Return all lines below containing the word "connexion".
________________
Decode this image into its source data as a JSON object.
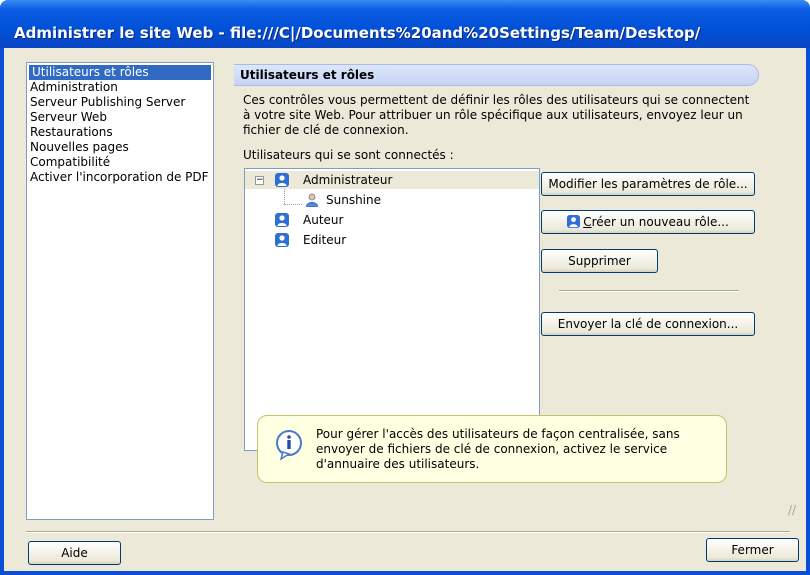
{
  "window": {
    "title": "Administrer le site Web - file:///C|/Documents%20and%20Settings/Team/Desktop/"
  },
  "nav": {
    "items": [
      {
        "label": "Utilisateurs et rôles",
        "selected": true
      },
      {
        "label": "Administration"
      },
      {
        "label": "Serveur Publishing Server"
      },
      {
        "label": "Serveur Web"
      },
      {
        "label": "Restaurations"
      },
      {
        "label": "Nouvelles pages"
      },
      {
        "label": "Compatibilité"
      },
      {
        "label": "Activer l'incorporation de PDF"
      }
    ]
  },
  "section": {
    "title": "Utilisateurs et rôles",
    "description": "Ces contrôles vous permettent de définir les rôles des utilisateurs qui se connectent à votre site Web. Pour attribuer un rôle spécifique aux utilisateurs, envoyez leur un fichier de clé de connexion.",
    "users_label": "Utilisateurs qui se sont connectés :"
  },
  "tree": {
    "expander": "−",
    "roles": [
      {
        "label": "Administrateur",
        "expanded": true,
        "children": [
          {
            "label": "Sunshine"
          }
        ]
      },
      {
        "label": "Auteur"
      },
      {
        "label": "Editeur"
      }
    ]
  },
  "buttons": {
    "modify_role": "Modifier les paramètres de rôle...",
    "create_role_underlined": "C",
    "create_role_rest": "réer un nouveau rôle...",
    "delete": "Supprimer",
    "send_key": "Envoyer la clé de connexion...",
    "help": "Aide",
    "close": "Fermer"
  },
  "info": {
    "icon": "information-icon",
    "text": "Pour gérer l'accès des utilisateurs de façon centralisée, sans envoyer de fichiers de clé de connexion, activez le service d'annuaire des utilisateurs."
  },
  "colors": {
    "title_bar": "#0050d8",
    "selection": "#316ac5",
    "dialog_face": "#ece9d8",
    "info_bg": "#ffffe1",
    "role_icon": "#2f6fd4"
  }
}
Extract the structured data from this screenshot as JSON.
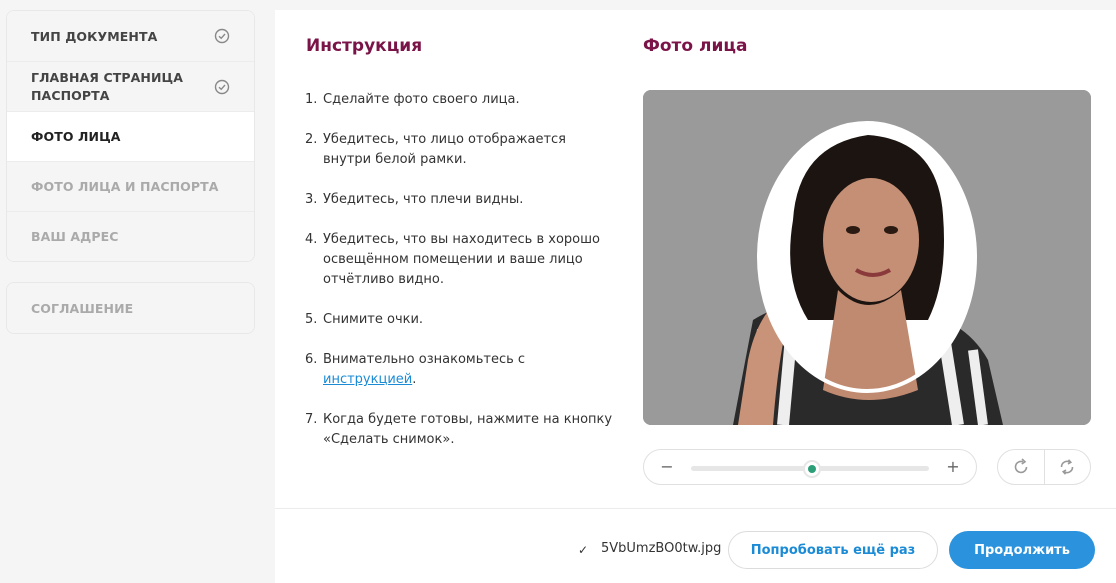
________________
REPLY TO THE TASK.
    "description": "Ces contrôles vous permettent de définir les rôles des utilisateurs qui se connectent à votre site Web. Pour attribuer un rôle spécifique aux utilisateurs, envoyez leur un fichier de clé de connexion.",
    "send_key": "Envoyer la clé de connexion...",
    "text": "Pour gérer l'accès des utilisateurs de façon centralisée, sans envoyer de fichiers de clé de connexion, activez le service d'annuaire des utilisateurs."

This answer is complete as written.